Bangladesh is one of the world’s most densely populated countries; as home to over 160 million people in an area the size of Illinois. Since the country first garnered international attention, it has made great progress in human development, namely in the areas of literacy and life expectancy. But economic inequality has increased and approximately 32 percent, i.e. 50 million people still live in extreme poverty.
Compounded by inadequate arable land and recurrent natural disasters, Bangladesh has struggled immensely with food insecurity. Despite tripling its rice production, decreasing infant mortality rates, and programs combating malnutrition, 60 million people are still hungry even today.
List of Top 10 Facts About Hunger in Bangladesh
- Bangladesh has the highest rate of underweight children in South Asia. One in two children below 5 years are chronically undernourished or stunted, and 14 percent suffer from acute undernutrition or wasting. WHO estimates that two in three deaths under the age of five are caused by undernutrition.
- Out of the 50 million people who lack food security in Bangladesh, less than half have access to food safety net programs. Food programs have a successful impact, however, poor coverage, targeting and administration have impacted effectiveness.
- Food insecurity and malnutrition among the vulnerable populations are high. These are further impacted by seasonality and the price of available foods. The two lean seasons in Bangladesh worsen food insecurity, reduce food availability as well as employment opportunities particularly for the rural poor.
- Food insecurity in Bangladesh stems from extreme poverty due to underemployment and unemployment, inadequate land access for cultivation, social exclusion and natural disasters. In these vulnerable, poor populations, women and children are most affected by malnutrition and undernutrition.

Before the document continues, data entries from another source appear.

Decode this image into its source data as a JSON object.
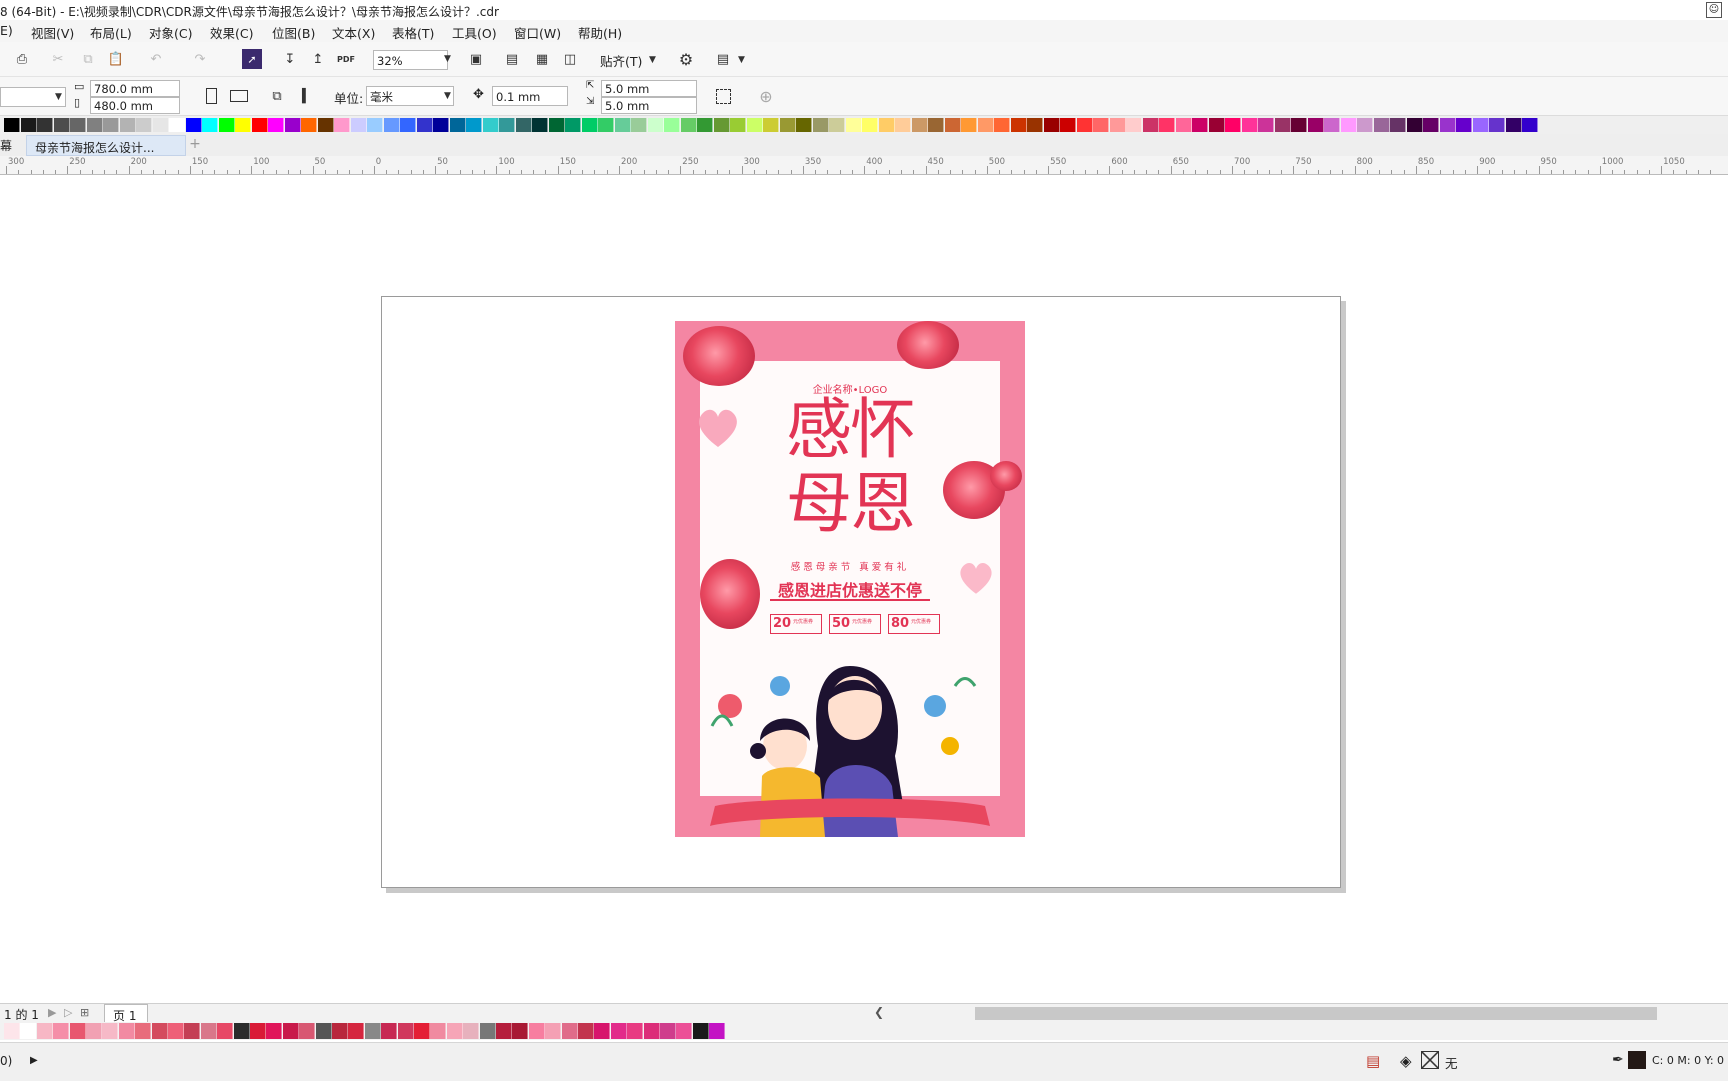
{
  "window": {
    "title": "8 (64-Bit) - E:\\视频录制\\CDR\\CDR源文件\\母亲节海报怎么设计？\\母亲节海报怎么设计？.cdr"
  },
  "menu": {
    "items": [
      "E)",
      "视图(V)",
      "布局(L)",
      "对象(C)",
      "效果(C)",
      "位图(B)",
      "文本(X)",
      "表格(T)",
      "工具(O)",
      "窗口(W)",
      "帮助(H)"
    ]
  },
  "toolbar": {
    "zoom_value": "32%",
    "snap_label": "贴齐(T)",
    "pdf_label": "PDF"
  },
  "propertybar": {
    "width": "780.0 mm",
    "height": "480.0 mm",
    "unit_label": "单位:",
    "unit_value": "毫米",
    "nudge": "0.1 mm",
    "dup_x": "5.0 mm",
    "dup_y": "5.0 mm"
  },
  "palette": {
    "colors": [
      "#000000",
      "#1a1a1a",
      "#333333",
      "#4d4d4d",
      "#666666",
      "#808080",
      "#999999",
      "#b3b3b3",
      "#cccccc",
      "#e6e6e6",
      "#ffffff",
      "#0000ff",
      "#00ffff",
      "#00ff00",
      "#ffff00",
      "#ff0000",
      "#ff00ff",
      "#9900cc",
      "#ff6600",
      "#663300",
      "#ff99cc",
      "#ccccff",
      "#99ccff",
      "#6699ff",
      "#3366ff",
      "#3333cc",
      "#000099",
      "#006699",
      "#0099cc",
      "#33cccc",
      "#339999",
      "#336666",
      "#003333",
      "#006633",
      "#009966",
      "#00cc66",
      "#33cc66",
      "#66cc99",
      "#99cc99",
      "#ccffcc",
      "#99ff99",
      "#66cc66",
      "#339933",
      "#669933",
      "#99cc33",
      "#ccff66",
      "#cccc33",
      "#999933",
      "#666600",
      "#999966",
      "#cccc99",
      "#ffff99",
      "#ffff66",
      "#ffcc66",
      "#ffcc99",
      "#cc9966",
      "#996633",
      "#cc6633",
      "#ff9933",
      "#ff9966",
      "#ff6633",
      "#cc3300",
      "#993300",
      "#990000",
      "#cc0000",
      "#ff3333",
      "#ff6666",
      "#ff9999",
      "#ffcccc",
      "#cc3366",
      "#ff3366",
      "#ff6699",
      "#cc0066",
      "#990033",
      "#ff0066",
      "#ff3399",
      "#cc3399",
      "#993366",
      "#660033",
      "#990066",
      "#cc66cc",
      "#ff99ff",
      "#cc99cc",
      "#996699",
      "#663366",
      "#330033",
      "#660066",
      "#9933cc",
      "#6600cc",
      "#9966ff",
      "#6633cc",
      "#330066",
      "#3300cc"
    ]
  },
  "doc_tabs": {
    "left_label": "幕",
    "active_tab": "母亲节海报怎么设计...",
    "add_tab": "+"
  },
  "ruler": {
    "labels": [
      "300",
      "250",
      "200",
      "150",
      "100",
      "50",
      "0",
      "50",
      "100",
      "150",
      "200",
      "250",
      "300",
      "350",
      "400",
      "450",
      "500",
      "550",
      "600",
      "650",
      "700",
      "750",
      "800",
      "850",
      "900",
      "950",
      "1000",
      "1050"
    ]
  },
  "poster": {
    "company": "企业名称•LOGO",
    "headline_1": "感怀",
    "headline_2": "母恩",
    "tagline": "感恩母亲节  真爱有礼",
    "promo": "感恩进店优惠送不停",
    "coupons": [
      {
        "value": "20",
        "text": "元优惠券"
      },
      {
        "value": "50",
        "text": "元优惠券"
      },
      {
        "value": "80",
        "text": "元优惠券"
      }
    ],
    "colors": {
      "border": "#f486a3",
      "inner": "#fffafa",
      "accent": "#e23454"
    }
  },
  "page_nav": {
    "page_info": "1 的 1",
    "page_tab": "页 1"
  },
  "bottom_palette": {
    "colors": [
      "#fde5ea",
      "#ffffff",
      "#f7b7c5",
      "#f58ea8",
      "#e8576f",
      "#f1a1b3",
      "#f6b9c7",
      "#f28aa2",
      "#e86c7c",
      "#d44b5e",
      "#ee5f78",
      "#c43f55",
      "#d9778a",
      "#e74866",
      "#2b2b2b",
      "#d91a36",
      "#e0155a",
      "#c8194a",
      "#d85872",
      "#555555",
      "#b8273d",
      "#d5263f",
      "#888888",
      "#c72853",
      "#d0385d",
      "#e41e35",
      "#f08aa0",
      "#f6a5b7",
      "#e7b1bd",
      "#777777",
      "#b51e3c",
      "#a81934",
      "#f77ea0",
      "#f4a0b4",
      "#e06c8a",
      "#c2344e",
      "#d7156c",
      "#e22b8a",
      "#e83a82",
      "#dc2d79",
      "#cf3d8c",
      "#ec4f97",
      "#1a1a1a",
      "#c313c4"
    ]
  },
  "status": {
    "fill_label": "无",
    "color_readout": "C: 0 M: 0 Y: 0 K",
    "left_indicator": "0)"
  }
}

- Approximately 24 percent of women are underweight and 13 percent are short in stature, significantly increasing the likelihood that their children will be stunted.
- About 25 percent of children’s diets meet dietary variety standards where a minimum of four out of seven food groups are consumed on a daily basis.
- Sacrifices in food consumption for the sake of feeding children, particularly in times of scarcity, is highly gender biased. In most cases, it is an adult woman who must make a sacrifice. Disproportionate poverty faced by women and children comes as a result of discrimination and traditions of exclusion, thereby leaving them the most vulnerable.
- In wealthy households, 26 percent of children below 5 years are stunted and 12 percent are wasted. Undernutrition then is not just a symptom of poverty. Poverty has declined remarkably since the year 2010, dropping from 49 percent to roughly 25 percent in 2016. Yet hunger still persists.
- Micronutrient deficiencies lead to ‘hidden hunger‘. Of note, 50 percent of the salt produced in Bangladesh is not adequately iodized, rice dominates the diet and its low nutrient density likely contributes to the high rates of zinc deficiency.
- Environmental disasters if ignored could increase food insecurity. In addition to natural disasters that flood farms and cause rural unemployment, the lack of education and training in sustainable agricultural methods have caused soil degradation that impacts rice production.
Since the year 2000, hunger has been cut by nearly half in Bangladesh. Experts site economic growth, improved agricultural productivity, access to markets for farmers and social safety nets for the most vulnerable as ways to end hunger. Bangladesh’s success in these areas, especially rice production, has helped cut hunger in half.
Yet these 10 facts about hunger in Bangladesh illustrate how several key challenges still remain as millions continue to battle undernutrition, transient food insecurity and hidden hunger every single day.
– Joseph Ventura